BEGIN ENTRIES SHOWN

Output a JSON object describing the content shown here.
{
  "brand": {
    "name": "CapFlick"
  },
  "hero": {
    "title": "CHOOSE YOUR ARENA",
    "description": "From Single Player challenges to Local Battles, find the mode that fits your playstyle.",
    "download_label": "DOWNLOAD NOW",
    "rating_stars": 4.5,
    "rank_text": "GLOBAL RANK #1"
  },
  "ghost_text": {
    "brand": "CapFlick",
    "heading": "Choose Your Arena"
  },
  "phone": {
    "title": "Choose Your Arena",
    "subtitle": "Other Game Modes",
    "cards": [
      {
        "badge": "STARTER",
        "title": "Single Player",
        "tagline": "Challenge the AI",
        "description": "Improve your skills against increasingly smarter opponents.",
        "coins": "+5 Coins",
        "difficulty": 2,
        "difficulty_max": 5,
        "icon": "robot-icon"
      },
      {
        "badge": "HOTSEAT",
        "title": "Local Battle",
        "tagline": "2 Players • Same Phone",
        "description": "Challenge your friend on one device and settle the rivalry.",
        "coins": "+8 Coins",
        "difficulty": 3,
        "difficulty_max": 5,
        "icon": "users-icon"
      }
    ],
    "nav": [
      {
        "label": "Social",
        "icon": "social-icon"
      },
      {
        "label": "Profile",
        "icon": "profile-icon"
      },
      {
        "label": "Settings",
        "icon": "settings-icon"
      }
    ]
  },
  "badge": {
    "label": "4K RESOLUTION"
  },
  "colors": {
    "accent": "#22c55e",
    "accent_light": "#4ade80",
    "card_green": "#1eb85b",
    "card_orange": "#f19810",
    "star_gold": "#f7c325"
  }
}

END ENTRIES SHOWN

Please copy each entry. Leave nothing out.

Output a JSON object describing the content shown here.
{
  "brand": {
    "name": "CapFlick"
  },
  "hero": {
    "title": "CHOOSE YOUR ARENA",
    "description": "From Single Player challenges to Local Battles, find the mode that fits your playstyle.",
    "download_label": "DOWNLOAD NOW",
    "rating_stars": 4.5,
    "rank_text": "GLOBAL RANK #1"
  },
  "ghost_text": {
    "brand": "CapFlick",
    "heading": "Choose Your Arena"
  },
  "phone": {
    "title": "Choose Your Arena",
    "subtitle": "Other Game Modes",
    "cards": [
      {
        "badge": "STARTER",
        "title": "Single Player",
        "tagline": "Challenge the AI",
        "description": "Improve your skills against increasingly smarter opponents.",
        "coins": "+5 Coins",
        "difficulty": 2,
        "difficulty_max": 5,
        "icon": "robot-icon"
      },
      {
        "badge": "HOTSEAT",
        "title": "Local Battle",
        "tagline": "2 Players • Same Phone",
        "description": "Challenge your friend on one device and settle the rivalry.",
        "coins": "+8 Coins",
        "difficulty": 3,
        "difficulty_max": 5,
        "icon": "users-icon"
      }
    ],
    "nav": [
      {
        "label": "Social",
        "icon": "social-icon"
      },
      {
        "label": "Profile",
        "icon": "profile-icon"
      },
      {
        "label": "Settings",
        "icon": "settings-icon"
      }
    ]
  },
  "badge": {
    "label": "4K RESOLUTION"
  },
  "colors": {
    "accent": "#22c55e",
    "accent_light": "#4ade80",
    "card_green": "#1eb85b",
    "card_orange": "#f19810",
    "star_gold": "#f7c325"
  }
}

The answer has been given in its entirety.